China Spotlight: Drone use in AgriTech
From loss adjusting, enabling prevention based natural catastrophe cover and crop dusting (the remote spraying of insecticides and fertilizers), low cost drones are breathing new life into rural China’s farms. The number of drones used on China’s farms has grown from about 500 in 2014 to over 8,000 by the end of 2016. Additionally, the fact that 70% of the world’s commercial drones are already manufactured in Shenzhen only bolsters the opportunity and several property insurers are pioneering the effort with multiple use caes including:
1. Crop Monitoring
The use of satellite images has long enabled insurers and re-insurers to model natcat losses and assess the risk to individual locations and entire portfolios. One of the most active programes is this space is Swiss Re’s Opti Crop, a web-based portal that helps farmers compare information about the state of their crops against regional benchmarks. Swiss Re is also combining it’s weather index product with a satellite-based flood parametric product to assesses agricultural claims based on triggers from satellite and meteorological data ultimately allowing provincial governments to access financing for post-disaster reconstruction and relief. The use of hand held drones can also perform basic crop monitoring functions whilst simultaneously activating precision agriculture by enabling the dispersal of fertilizer, pesticides and herbicides in addition to using water more efficiently.

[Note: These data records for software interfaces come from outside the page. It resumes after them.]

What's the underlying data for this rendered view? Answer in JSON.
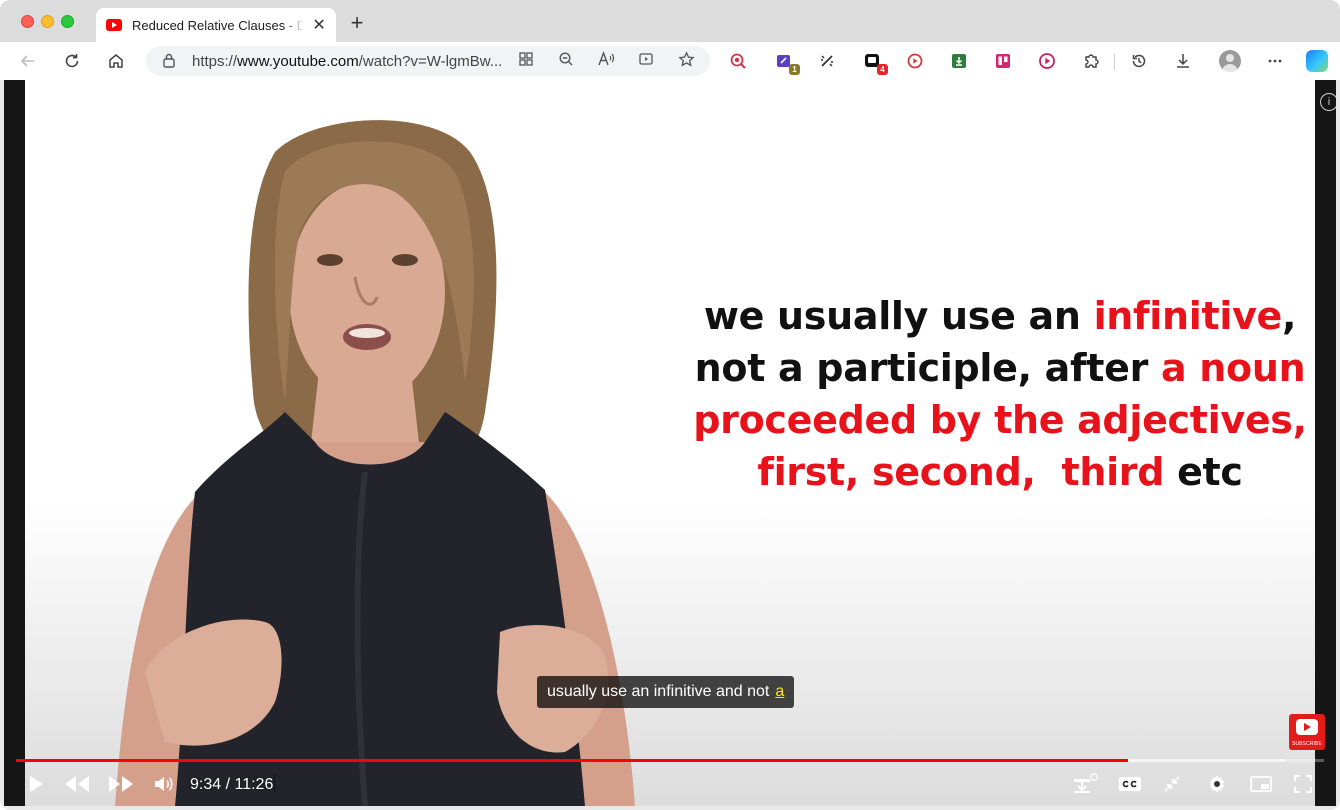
{
  "browser": {
    "tab": {
      "title": "Reduced Relative Clauses - Define",
      "favicon": "youtube-icon"
    },
    "address_bar": {
      "url_prefix": "https://",
      "url_host": "www.youtube.com",
      "url_path": "/watch?v=W-lgmBw..."
    },
    "extensions": [
      {
        "name": "magnifier-extension-icon",
        "color": "#d4344b"
      },
      {
        "name": "edit-extension-icon",
        "color": "#5b3fc4",
        "badge": "1",
        "badge_color": "#8a7a2a"
      },
      {
        "name": "sparkle-extension-icon",
        "color": "#333333"
      },
      {
        "name": "chat-extension-icon",
        "color": "#111111",
        "badge": "4",
        "badge_color": "#e0282d"
      },
      {
        "name": "record-extension-icon",
        "color": "#d23b3b"
      },
      {
        "name": "download-extension-icon",
        "color": "#2e7d3f"
      },
      {
        "name": "trello-extension-icon",
        "color": "#d4276f"
      },
      {
        "name": "play-extension-icon",
        "color": "#c81e63"
      }
    ]
  },
  "video": {
    "lesson_text": {
      "line1_black": "we usually use an ",
      "line1_red": "infinitive",
      "line1_end": ",",
      "line2_black": "not a participle, after ",
      "line2_red": "a noun",
      "line3_red": "proceeded by the adjectives,",
      "line4_red": "first, second,  third",
      "line4_black": " etc"
    },
    "caption": {
      "text": "usually use an infinitive and not",
      "highlight": "a"
    },
    "subscribe_label": "SUBSCRIBE",
    "info_label": "i"
  },
  "player": {
    "current_time": "9:34",
    "separator": " / ",
    "duration": "11:26",
    "progress": 0.85,
    "buffered": 0.9704,
    "colors": {
      "progress": "#ff0000",
      "lesson_red": "#e8121b"
    }
  }
}
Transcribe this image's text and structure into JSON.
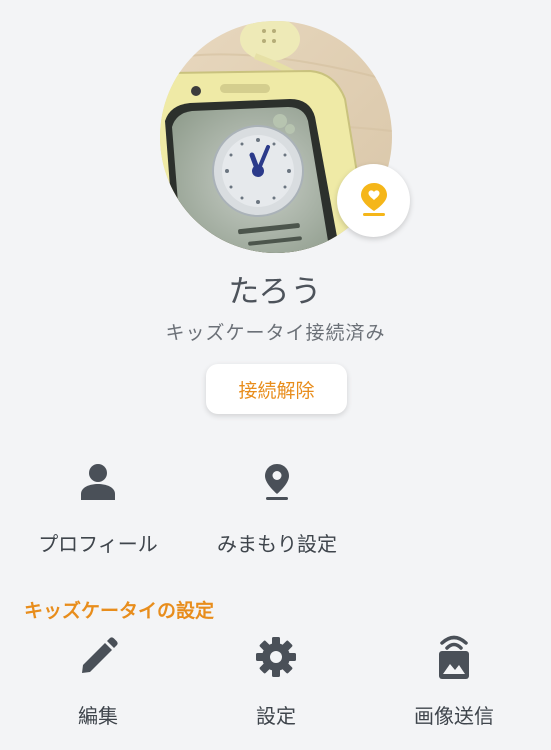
{
  "profile": {
    "name": "たろう",
    "status": "キッズケータイ接続済み",
    "disconnect_label": "接続解除",
    "photo_icon": "kids-phone-photo",
    "badge_icon": "heart-location-pin-icon"
  },
  "actions": [
    {
      "label": "プロフィール",
      "icon": "person-icon"
    },
    {
      "label": "みまもり設定",
      "icon": "location-pin-icon"
    }
  ],
  "settings_section": {
    "title": "キッズケータイの設定",
    "items": [
      {
        "label": "編集",
        "icon": "pencil-icon"
      },
      {
        "label": "設定",
        "icon": "gear-icon"
      },
      {
        "label": "画像送信",
        "icon": "image-send-icon"
      }
    ]
  },
  "colors": {
    "accent": "#e88d1c",
    "background": "#f3f4f6",
    "icon": "#4a5058",
    "badge": "#f5b619"
  }
}
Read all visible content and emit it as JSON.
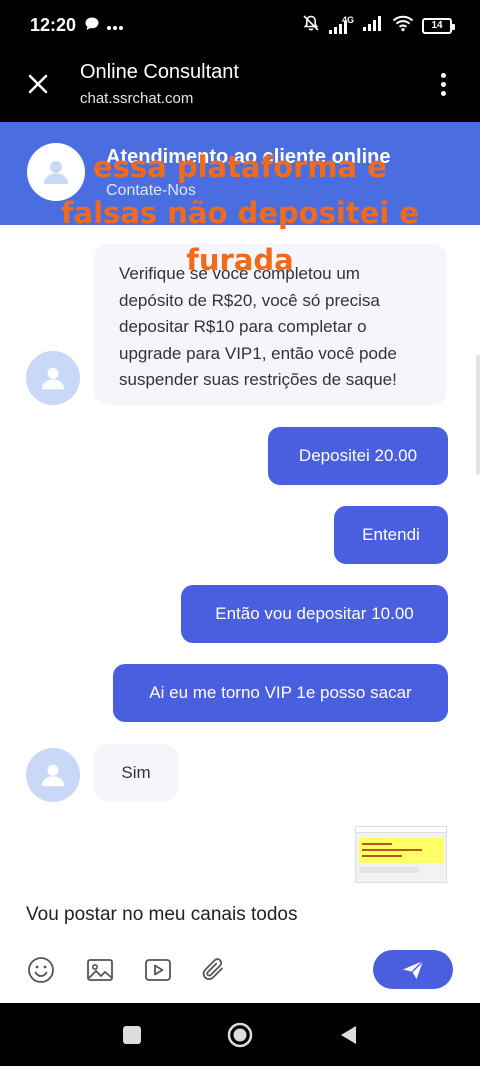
{
  "status_bar": {
    "time": "12:20",
    "network_label": "4G",
    "battery": "14"
  },
  "app_bar": {
    "title": "Online Consultant",
    "url": "chat.ssrchat.com"
  },
  "chat_header": {
    "title": "Atendimento ao cliente online",
    "subtitle": "Contate-Nos"
  },
  "overlay_caption": {
    "line1": "essa plataforma e",
    "line2": "falsas não depositei e",
    "line3": "furada"
  },
  "messages": [
    {
      "from": "agent",
      "text": "Verifique se você completou um depósito de R$20, você só precisa depositar R$10 para completar o upgrade para VIP1, então você pode suspender suas restrições de saque!"
    },
    {
      "from": "user",
      "text": "Depositei 20.00"
    },
    {
      "from": "user",
      "text": "Entendi"
    },
    {
      "from": "user",
      "text": "Então vou depositar 10.00"
    },
    {
      "from": "user",
      "text": "Ai eu me torno VIP 1e posso sacar"
    },
    {
      "from": "agent",
      "text": "Sim"
    }
  ],
  "composer": {
    "draft": "Vou postar no meu canais todos"
  },
  "colors": {
    "header_blue": "#4a6ee0",
    "outgoing_bubble": "#4a5ee0",
    "overlay_orange": "#f26a1b"
  }
}
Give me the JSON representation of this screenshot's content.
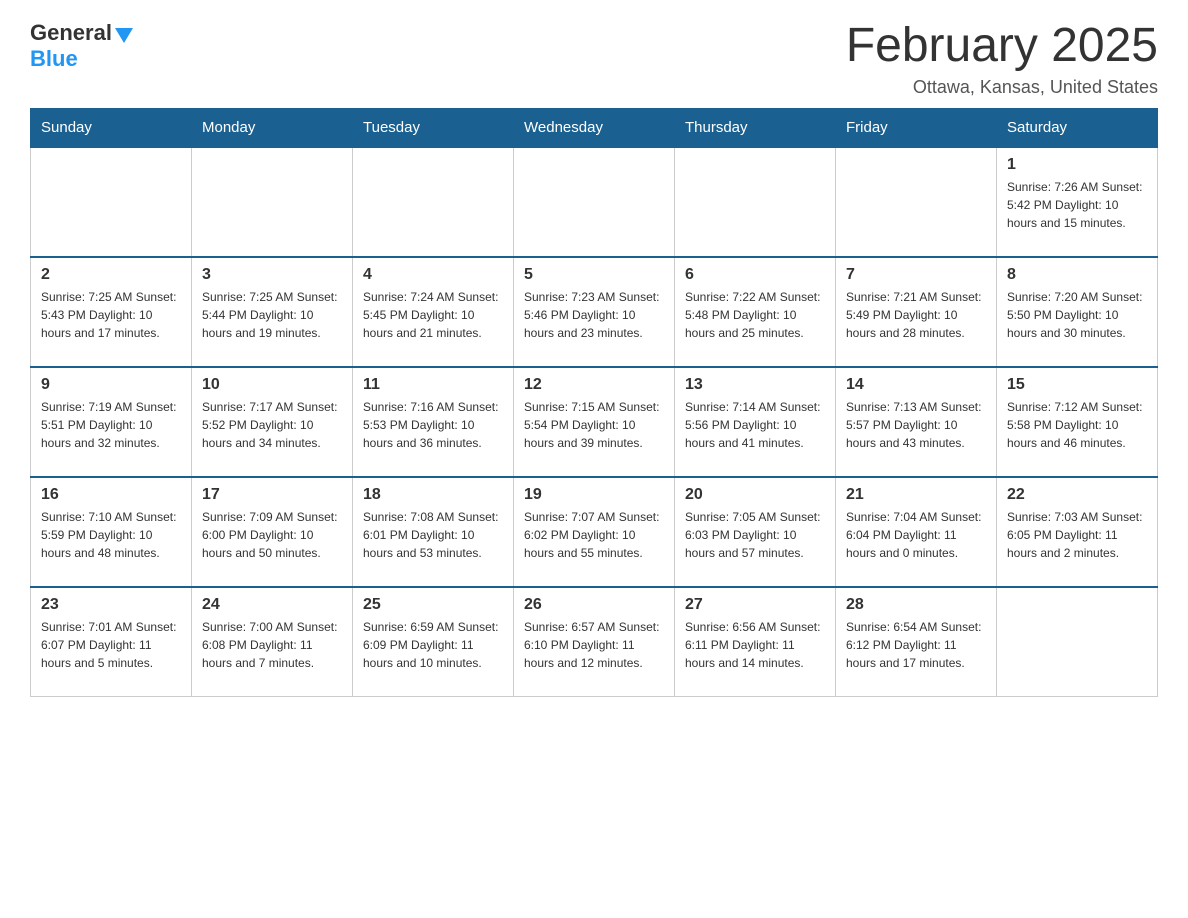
{
  "logo": {
    "general": "General",
    "blue": "Blue"
  },
  "header": {
    "title": "February 2025",
    "location": "Ottawa, Kansas, United States"
  },
  "days_of_week": [
    "Sunday",
    "Monday",
    "Tuesday",
    "Wednesday",
    "Thursday",
    "Friday",
    "Saturday"
  ],
  "weeks": [
    [
      {
        "day": "",
        "info": ""
      },
      {
        "day": "",
        "info": ""
      },
      {
        "day": "",
        "info": ""
      },
      {
        "day": "",
        "info": ""
      },
      {
        "day": "",
        "info": ""
      },
      {
        "day": "",
        "info": ""
      },
      {
        "day": "1",
        "info": "Sunrise: 7:26 AM\nSunset: 5:42 PM\nDaylight: 10 hours and 15 minutes."
      }
    ],
    [
      {
        "day": "2",
        "info": "Sunrise: 7:25 AM\nSunset: 5:43 PM\nDaylight: 10 hours and 17 minutes."
      },
      {
        "day": "3",
        "info": "Sunrise: 7:25 AM\nSunset: 5:44 PM\nDaylight: 10 hours and 19 minutes."
      },
      {
        "day": "4",
        "info": "Sunrise: 7:24 AM\nSunset: 5:45 PM\nDaylight: 10 hours and 21 minutes."
      },
      {
        "day": "5",
        "info": "Sunrise: 7:23 AM\nSunset: 5:46 PM\nDaylight: 10 hours and 23 minutes."
      },
      {
        "day": "6",
        "info": "Sunrise: 7:22 AM\nSunset: 5:48 PM\nDaylight: 10 hours and 25 minutes."
      },
      {
        "day": "7",
        "info": "Sunrise: 7:21 AM\nSunset: 5:49 PM\nDaylight: 10 hours and 28 minutes."
      },
      {
        "day": "8",
        "info": "Sunrise: 7:20 AM\nSunset: 5:50 PM\nDaylight: 10 hours and 30 minutes."
      }
    ],
    [
      {
        "day": "9",
        "info": "Sunrise: 7:19 AM\nSunset: 5:51 PM\nDaylight: 10 hours and 32 minutes."
      },
      {
        "day": "10",
        "info": "Sunrise: 7:17 AM\nSunset: 5:52 PM\nDaylight: 10 hours and 34 minutes."
      },
      {
        "day": "11",
        "info": "Sunrise: 7:16 AM\nSunset: 5:53 PM\nDaylight: 10 hours and 36 minutes."
      },
      {
        "day": "12",
        "info": "Sunrise: 7:15 AM\nSunset: 5:54 PM\nDaylight: 10 hours and 39 minutes."
      },
      {
        "day": "13",
        "info": "Sunrise: 7:14 AM\nSunset: 5:56 PM\nDaylight: 10 hours and 41 minutes."
      },
      {
        "day": "14",
        "info": "Sunrise: 7:13 AM\nSunset: 5:57 PM\nDaylight: 10 hours and 43 minutes."
      },
      {
        "day": "15",
        "info": "Sunrise: 7:12 AM\nSunset: 5:58 PM\nDaylight: 10 hours and 46 minutes."
      }
    ],
    [
      {
        "day": "16",
        "info": "Sunrise: 7:10 AM\nSunset: 5:59 PM\nDaylight: 10 hours and 48 minutes."
      },
      {
        "day": "17",
        "info": "Sunrise: 7:09 AM\nSunset: 6:00 PM\nDaylight: 10 hours and 50 minutes."
      },
      {
        "day": "18",
        "info": "Sunrise: 7:08 AM\nSunset: 6:01 PM\nDaylight: 10 hours and 53 minutes."
      },
      {
        "day": "19",
        "info": "Sunrise: 7:07 AM\nSunset: 6:02 PM\nDaylight: 10 hours and 55 minutes."
      },
      {
        "day": "20",
        "info": "Sunrise: 7:05 AM\nSunset: 6:03 PM\nDaylight: 10 hours and 57 minutes."
      },
      {
        "day": "21",
        "info": "Sunrise: 7:04 AM\nSunset: 6:04 PM\nDaylight: 11 hours and 0 minutes."
      },
      {
        "day": "22",
        "info": "Sunrise: 7:03 AM\nSunset: 6:05 PM\nDaylight: 11 hours and 2 minutes."
      }
    ],
    [
      {
        "day": "23",
        "info": "Sunrise: 7:01 AM\nSunset: 6:07 PM\nDaylight: 11 hours and 5 minutes."
      },
      {
        "day": "24",
        "info": "Sunrise: 7:00 AM\nSunset: 6:08 PM\nDaylight: 11 hours and 7 minutes."
      },
      {
        "day": "25",
        "info": "Sunrise: 6:59 AM\nSunset: 6:09 PM\nDaylight: 11 hours and 10 minutes."
      },
      {
        "day": "26",
        "info": "Sunrise: 6:57 AM\nSunset: 6:10 PM\nDaylight: 11 hours and 12 minutes."
      },
      {
        "day": "27",
        "info": "Sunrise: 6:56 AM\nSunset: 6:11 PM\nDaylight: 11 hours and 14 minutes."
      },
      {
        "day": "28",
        "info": "Sunrise: 6:54 AM\nSunset: 6:12 PM\nDaylight: 11 hours and 17 minutes."
      },
      {
        "day": "",
        "info": ""
      }
    ]
  ]
}
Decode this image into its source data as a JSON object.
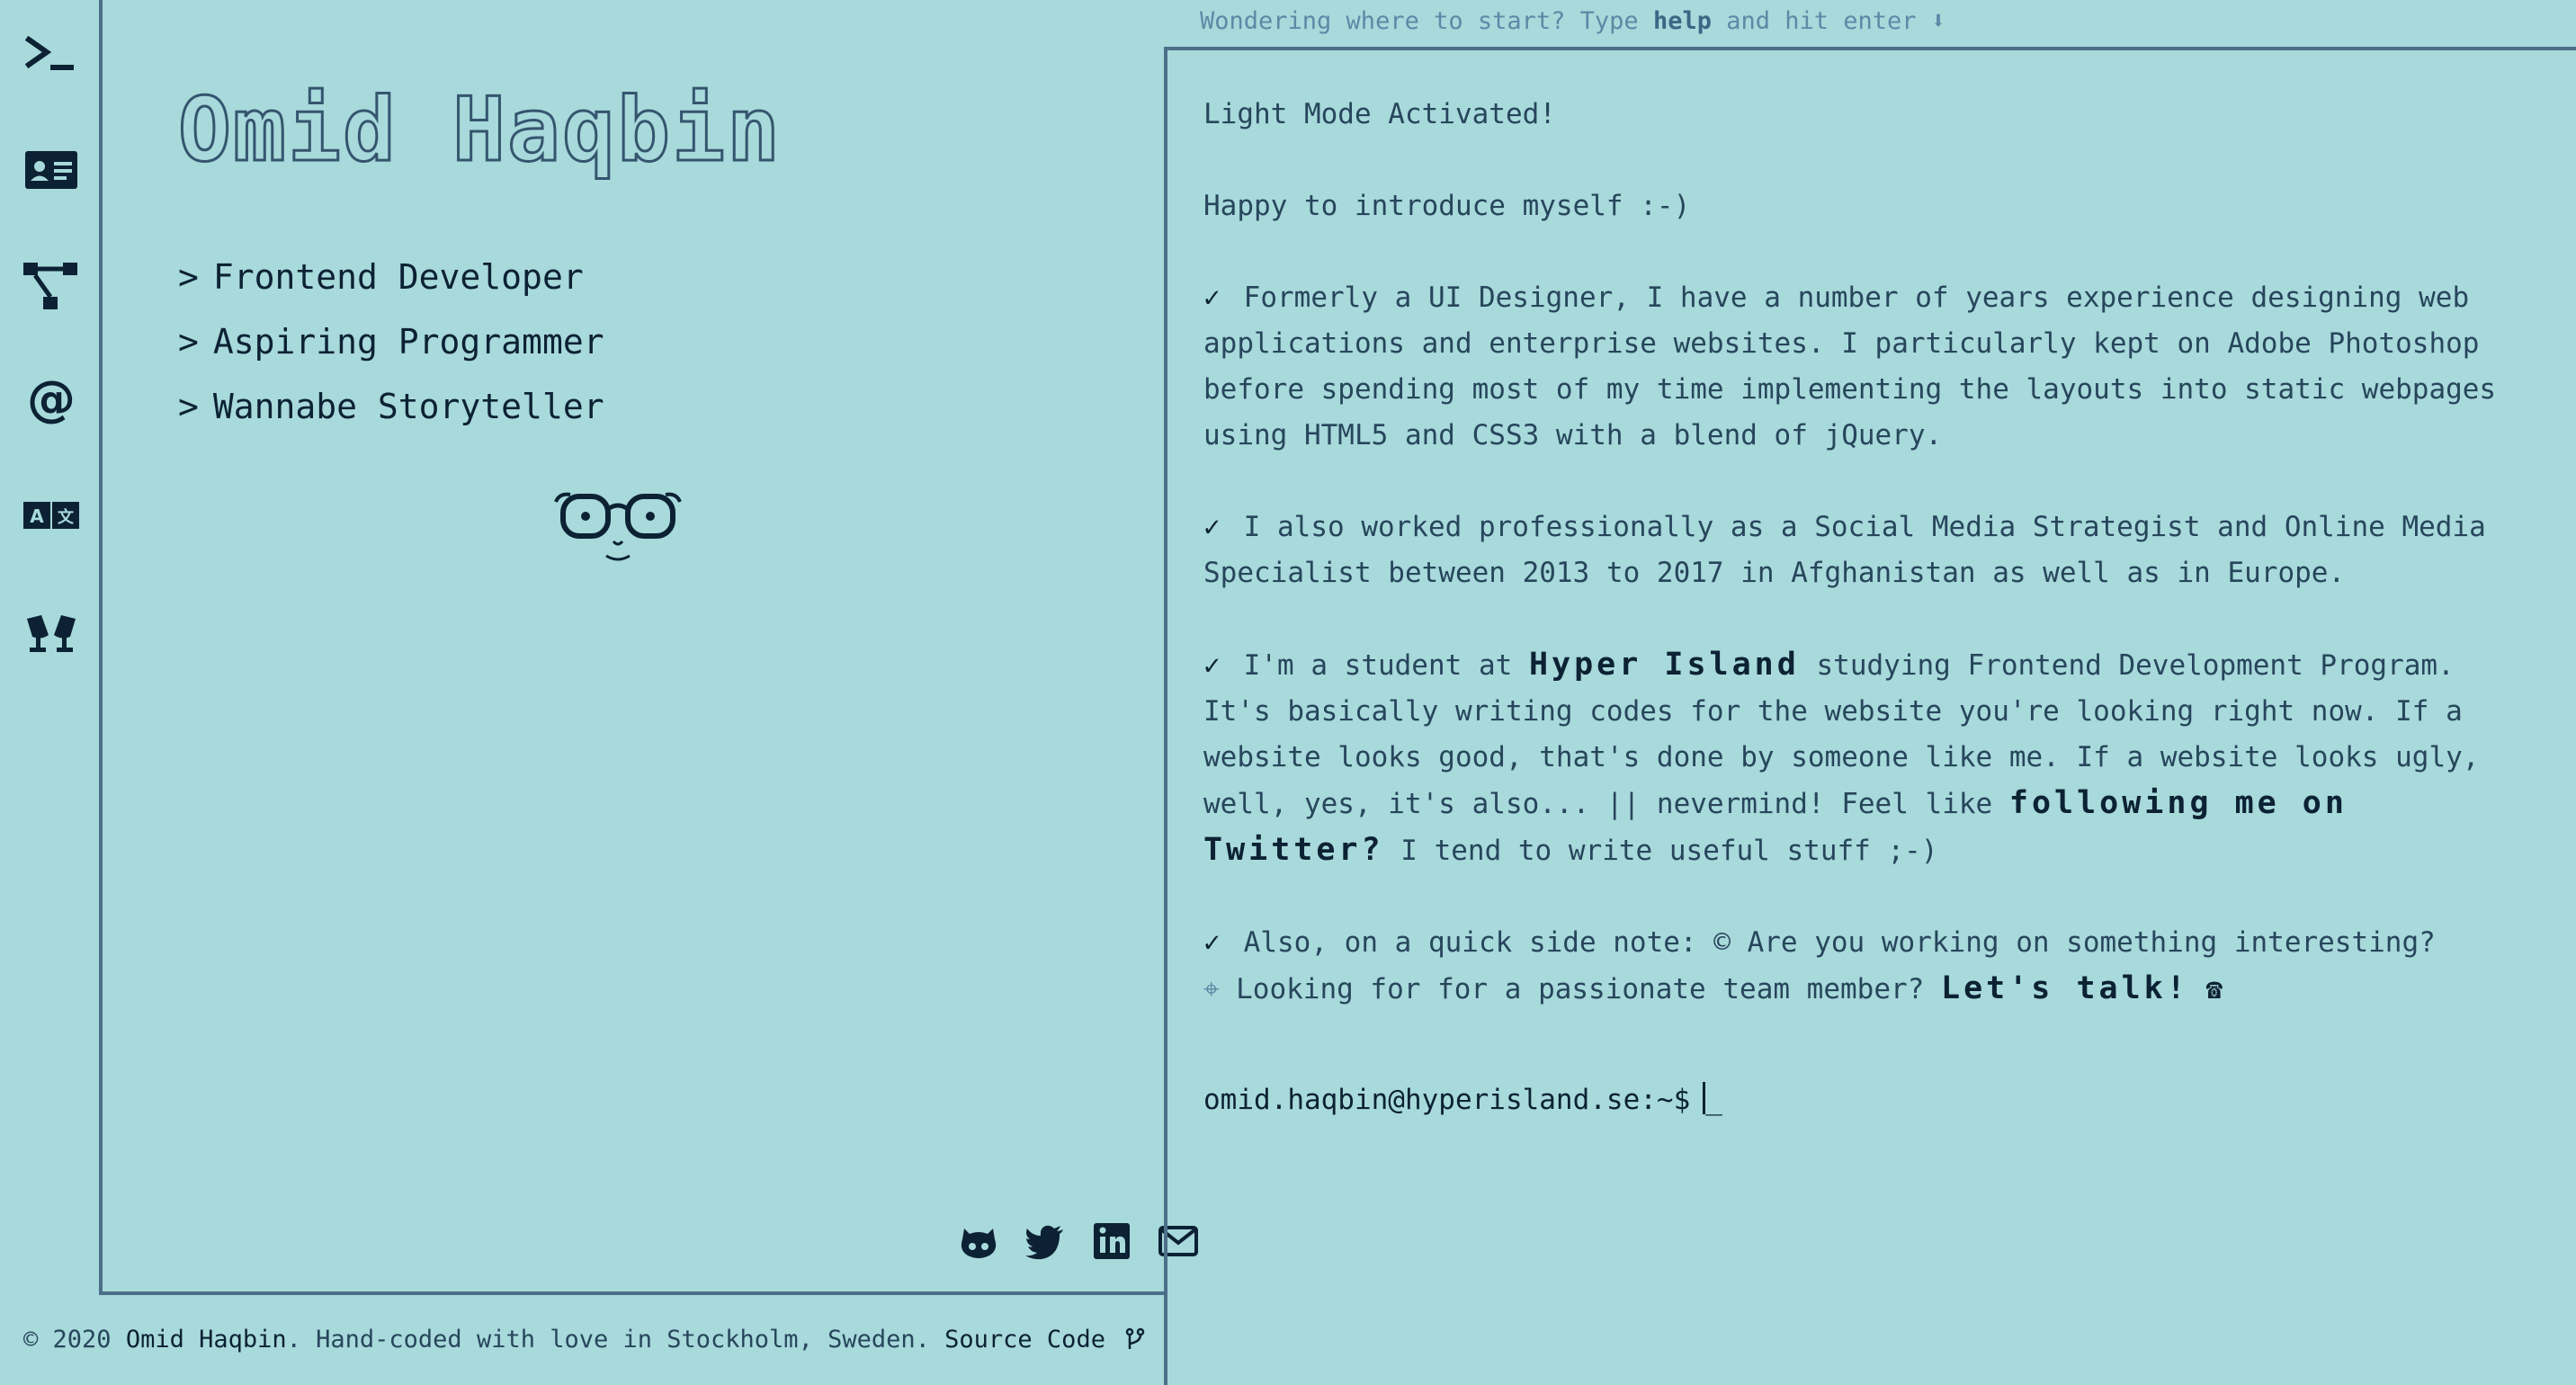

2. Loss Adjusting
The ability to assess damage caused by natural disasters is currently being enabled through the use of satellite imagery that can prioritize field visits and simplify claims processing in the aftermath of a disaster. However the addition of low altitude drones can augment satellite data by validating claims in addition to delivering search and rescue functions.
China United Insurance tested out 12 new Unmanned Aerial Vehicles (UAV) and related handheld devices designed for agricultural insurance surveying. Specifically, these drones are deployed for the purpose of catastrophe modeling, damage appraisal and claims settlement. This second batch of UAVs is a result of the innovation laboratory jointly funded by China United Insurance and the China Agricultural Information Technology Research Center.
Not to be outdone, China’s largest agricultural insurer, PICC, is also using drones with remote sensing technology to help it appraise damage and settle claims with Chinese farmers. In 2015, when an infamous warehouse explosion devastated the port city of Tianjin, PICC turned to used drones to analyse and estimate the extent of the damage for Volkswagen. Developed in conjunction with the IRSA (Institute of Remote Sensing Applications), the PICC drone is the most advanced unmanned aerial vehicle for civilian use in China and in addition to drones, next-generation handheld devices for agricultural insurance surveys are nearing completion which will further enable data transfer from claimants to China United’s regional branches.
3. Preventative Natural Catastrophe Cover
There is an increasing awareness amongst both property insurers and rural government agencies that it is not enough to respond to natural catastrophes and rebuild livelihoods when they happen, there’s an even more pressing need to invest in disaster readiness and mitigation measures.
Specifically, although the Chinese have already developed sophisticated warning systems for extreme weather events, these systems are now being ported to WeChat, Weibo, QQ and Weibo, to push real-time updates and ultimately incentivise those potentially in the path of earthquake, landslide and typhoon alerts to evacuate.
Several drone development centers have been established including the China Agricultural Information Technology Research Center and the China Reinsurance Catastrophe Research Centre, both of which are developing advanced features for next generation drones.
Low altitude drones are already re-inventing the way property insurers and rural governments are approaching natural catastrophes. Although rural communities are benefiting from the proliferation of drones, it’s important to remember that drone functionality is still in its nascency and drones will soon be able to perform mundane tasks such as pesticide dispersal and remote reconnaissance of regions suffering natural disasters.